- _Activity_:
Scan the data, and whenever a line contains "Service", copy it.

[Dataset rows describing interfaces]
• • • •

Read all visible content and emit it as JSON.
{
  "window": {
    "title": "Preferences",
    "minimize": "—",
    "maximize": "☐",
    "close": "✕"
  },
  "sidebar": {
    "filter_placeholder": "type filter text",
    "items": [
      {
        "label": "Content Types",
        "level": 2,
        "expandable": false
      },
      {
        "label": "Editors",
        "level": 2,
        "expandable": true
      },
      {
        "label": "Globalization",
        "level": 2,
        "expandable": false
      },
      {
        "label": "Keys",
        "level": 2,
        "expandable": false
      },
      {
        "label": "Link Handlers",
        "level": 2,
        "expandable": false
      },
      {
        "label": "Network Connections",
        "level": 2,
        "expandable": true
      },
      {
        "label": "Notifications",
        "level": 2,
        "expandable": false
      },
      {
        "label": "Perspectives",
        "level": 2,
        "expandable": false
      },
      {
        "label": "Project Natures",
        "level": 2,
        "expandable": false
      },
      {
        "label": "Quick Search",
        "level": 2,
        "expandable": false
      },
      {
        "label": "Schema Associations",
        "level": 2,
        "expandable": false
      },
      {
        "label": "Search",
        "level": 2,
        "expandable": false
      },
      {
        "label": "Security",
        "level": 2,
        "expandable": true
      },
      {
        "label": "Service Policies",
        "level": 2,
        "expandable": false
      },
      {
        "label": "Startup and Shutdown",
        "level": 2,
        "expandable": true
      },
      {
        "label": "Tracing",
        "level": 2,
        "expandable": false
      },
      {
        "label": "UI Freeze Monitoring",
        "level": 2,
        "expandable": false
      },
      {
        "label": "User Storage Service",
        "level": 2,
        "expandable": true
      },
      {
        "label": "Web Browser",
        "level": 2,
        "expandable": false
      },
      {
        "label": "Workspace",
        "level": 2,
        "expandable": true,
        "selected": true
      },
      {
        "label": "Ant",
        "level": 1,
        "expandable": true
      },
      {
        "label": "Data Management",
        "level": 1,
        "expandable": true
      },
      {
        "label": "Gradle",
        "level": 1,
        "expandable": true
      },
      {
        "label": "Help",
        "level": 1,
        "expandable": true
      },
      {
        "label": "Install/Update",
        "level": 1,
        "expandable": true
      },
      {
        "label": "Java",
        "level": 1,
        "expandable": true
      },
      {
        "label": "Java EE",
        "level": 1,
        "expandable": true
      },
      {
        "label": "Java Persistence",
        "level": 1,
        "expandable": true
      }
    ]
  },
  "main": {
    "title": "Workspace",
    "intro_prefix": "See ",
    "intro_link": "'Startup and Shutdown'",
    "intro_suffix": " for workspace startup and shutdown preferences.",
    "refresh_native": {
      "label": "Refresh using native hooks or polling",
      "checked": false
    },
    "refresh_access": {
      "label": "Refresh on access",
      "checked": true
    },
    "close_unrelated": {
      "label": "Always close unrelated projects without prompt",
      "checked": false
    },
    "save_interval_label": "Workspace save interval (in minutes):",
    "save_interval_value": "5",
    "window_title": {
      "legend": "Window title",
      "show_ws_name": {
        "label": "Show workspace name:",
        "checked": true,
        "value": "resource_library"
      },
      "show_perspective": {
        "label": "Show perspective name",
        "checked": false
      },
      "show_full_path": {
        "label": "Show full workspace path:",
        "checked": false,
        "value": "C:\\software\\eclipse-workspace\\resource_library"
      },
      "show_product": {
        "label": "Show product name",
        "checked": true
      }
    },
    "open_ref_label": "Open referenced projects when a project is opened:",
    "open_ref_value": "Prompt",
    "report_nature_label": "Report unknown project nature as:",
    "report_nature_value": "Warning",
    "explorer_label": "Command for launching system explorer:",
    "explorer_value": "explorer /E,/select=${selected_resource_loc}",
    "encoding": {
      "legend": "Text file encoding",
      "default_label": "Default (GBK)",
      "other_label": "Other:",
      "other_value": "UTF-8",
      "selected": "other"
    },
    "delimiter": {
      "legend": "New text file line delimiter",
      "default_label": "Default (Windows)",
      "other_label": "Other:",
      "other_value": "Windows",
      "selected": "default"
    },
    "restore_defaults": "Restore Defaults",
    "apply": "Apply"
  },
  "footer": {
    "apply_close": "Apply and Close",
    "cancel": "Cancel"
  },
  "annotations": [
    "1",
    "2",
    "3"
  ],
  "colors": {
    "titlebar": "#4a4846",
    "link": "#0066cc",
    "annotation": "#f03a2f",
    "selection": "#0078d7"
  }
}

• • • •

- _Task answer_:
        "label": "Service Policies",
        "label": "User Storage Service",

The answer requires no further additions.